At the core of the album are a selection of sumptuous, slightly warped soul-jazz numbers that would provide the perfect soundtrack if the Mad Hatter were ever to branch out into dinner parties. Yacht rock suffering from severe motion sickness. This sound was signposted on mini album track Where the Giants Roam/Field of the Nephilim – here, it’s enhanced by the presence of two roaming giants of the genre, Loggins and McDonald. When Loggins first heard, via a keyboard player, of Thundercat’s affection for his work, he assumed he was joking or being ironic in a Top-Gun-is-the-best-movie-of-all-time kind of way. After being convinced to the contrary, Loggins suggested he could probably get McDonald on board too, and Thundercat was in dreamland.
Over a backing that’s smoother than even their smoothest eighties recordings, the two sound sensational on Let Me Show You – Loggins’ pure, high voice and McDonald’s husky tones hitting the spots that Bruner’s voice can’t reach. In another playful touch, “your boy Thundercat” reintroduces the long-out-of-the-spotlight veterans individually by name, Vegas-style, to the sound of canned applause (of course, for many listening to this record, this will serve as an introduction). A full LP of collaborations between the three would be incredibly welcome; maybe they could even rerecord previous Thundercat tracks – just imagine how much more of a banger Apocalypse’s Oh Sheit, It’s X would be with Michael Mac on the mic!
Minus the star power, Thundercat does a fine vocal job on the similarly suave A Fan’s Mail (Tron Song Suite II) and Lava Lamp. A heart of darkness lurks beneath these shiny surfaces: “I’m so tired, where can I lay my head?” he sings on the later, “don’t leave me out here to die.” On the sombre Walk On By, he is drinking alone and freefalling, Lamar rapping about bullet injuries and body bags on a verse that wouldn’t have sounded out of place on Untitled/Unmastered.

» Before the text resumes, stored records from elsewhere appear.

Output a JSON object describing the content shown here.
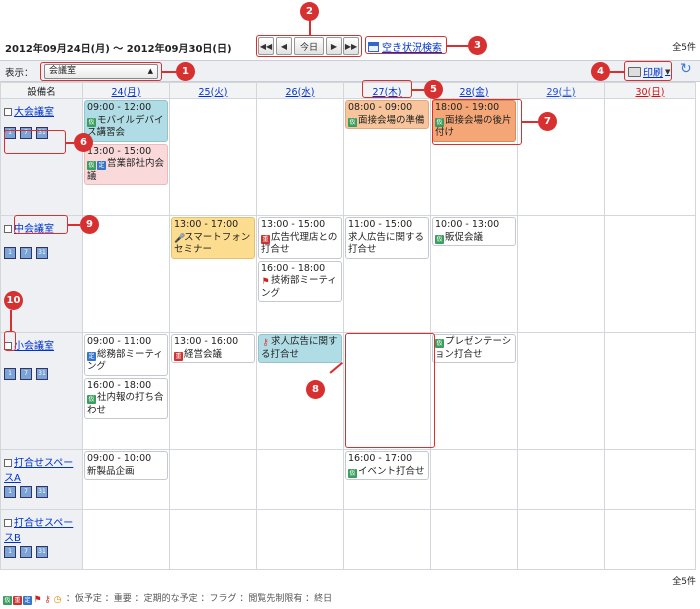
{
  "header": {
    "date_range": "2012年09月24日(月) 〜 2012年09月30日(日)",
    "nav": {
      "first": "◀◀",
      "prev": "◀",
      "today": "今日",
      "next": "▶",
      "last": "▶▶"
    },
    "search_link": "空き状況検索",
    "total_top": "全5件"
  },
  "toolbar": {
    "display_label": "表示：",
    "display_value": "会議室",
    "print_label": "印刷",
    "refresh": "↻"
  },
  "table": {
    "facility_header": "設備名",
    "days": [
      "24(月)",
      "25(火)",
      "26(水)",
      "27(木)",
      "28(金)",
      "29(土)",
      "30(日)"
    ],
    "facilities": [
      {
        "name": "大会議室"
      },
      {
        "name": "中会議室"
      },
      {
        "name": "小会議室"
      },
      {
        "name": "打合せスペースA"
      },
      {
        "name": "打合せスペースB"
      }
    ],
    "view_buttons": [
      "1",
      "7",
      "31"
    ],
    "events": {
      "r0d0a": {
        "time": "09:00 - 12:00",
        "title": "モバイルデバイス講習会"
      },
      "r0d0b": {
        "time": "13:00 - 15:00",
        "title": "営業部社内会議"
      },
      "r0d3": {
        "time": "08:00 - 09:00",
        "title": "面接会場の準備"
      },
      "r0d4": {
        "time": "18:00 - 19:00",
        "title": "面接会場の後片付け"
      },
      "r1d1": {
        "time": "13:00 - 17:00",
        "title": "スマートフォンセミナー"
      },
      "r1d2a": {
        "time": "13:00 - 15:00",
        "title": "広告代理店との打合せ"
      },
      "r1d2b": {
        "time": "16:00 - 18:00",
        "title": "技術部ミーティング"
      },
      "r1d3": {
        "time": "11:00 - 15:00",
        "title": "求人広告に関する打合せ"
      },
      "r1d4": {
        "time": "10:00 - 13:00",
        "title": "販促会議"
      },
      "r2d0a": {
        "time": "09:00 - 11:00",
        "title": "総務部ミーティング"
      },
      "r2d0b": {
        "time": "16:00 - 18:00",
        "title": "社内報の打ち合わせ"
      },
      "r2d1": {
        "time": "13:00 - 16:00",
        "title": "経営会議"
      },
      "r2d2": {
        "title": "求人広告に関する打合せ"
      },
      "r2d4": {
        "title": "プレゼンテーション打合せ"
      },
      "r3d0": {
        "time": "09:00 - 10:00",
        "title": "新製品企画"
      },
      "r3d3": {
        "time": "16:00 - 17:00",
        "title": "イベント打合せ"
      }
    }
  },
  "icons": {
    "tentative": "仮",
    "important": "重",
    "regular": "定"
  },
  "footer": {
    "total_bottom": "全5件",
    "legend": "：仮予定  ：重要  ：定期的な予定  ：フラグ  ：閲覧先制限有  ：終日"
  },
  "callouts": [
    "1",
    "2",
    "3",
    "4",
    "5",
    "6",
    "7",
    "8",
    "9",
    "10"
  ],
  "colors": {
    "callout": "#d63031",
    "teal_event": "#b0dde5",
    "pink_event": "#f9d9d9",
    "yellow_event": "#fcdc8e",
    "orange_event": "#f8c49b",
    "link": "#0033cc"
  }
}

Friend Zone is just fabulous, a funk jam with thick synth lines scanning across the track like dancing strobe lights: the sound of a party in full swing. After such a dizzying high, many would feel contented and head home – not so Thundercat. “The night is almost over but we still wanna party” says partner-in-crime Khalifa on the sinister Drink That. High on “gnarly” weed, they consume suspicious substances and begin a hellish descent further down the rabbit hole. Inferno includes extraordinary, disconcerting strings and malevolent cackling. On the following three tracks – I Am Crazy, 3AM, Drunk – Thundercat is in a cold sweat, deep in Colonel Kurtz country. The Turn Down finds him more clear-eyed and regretful (“look at the mess we’ve made”), before he returns to the gorgeous tune of the album’s intro track for the closing DUI, rounding things off with the optimistic reminder that “there’ll always be tomorrow.”
While its warm, buttery, lovingly produced sound suggests it will make the ideal accompaniment to a summer barbeque or beach party – and it most certainly will – Thundercat has, by skirting around the edges of darkness, created a moody, magnificent, endlessly replayable record that also makes sense in late February. Listeners will love the sound of Drunk in the morning… and at noon and at night. It sounds like victory.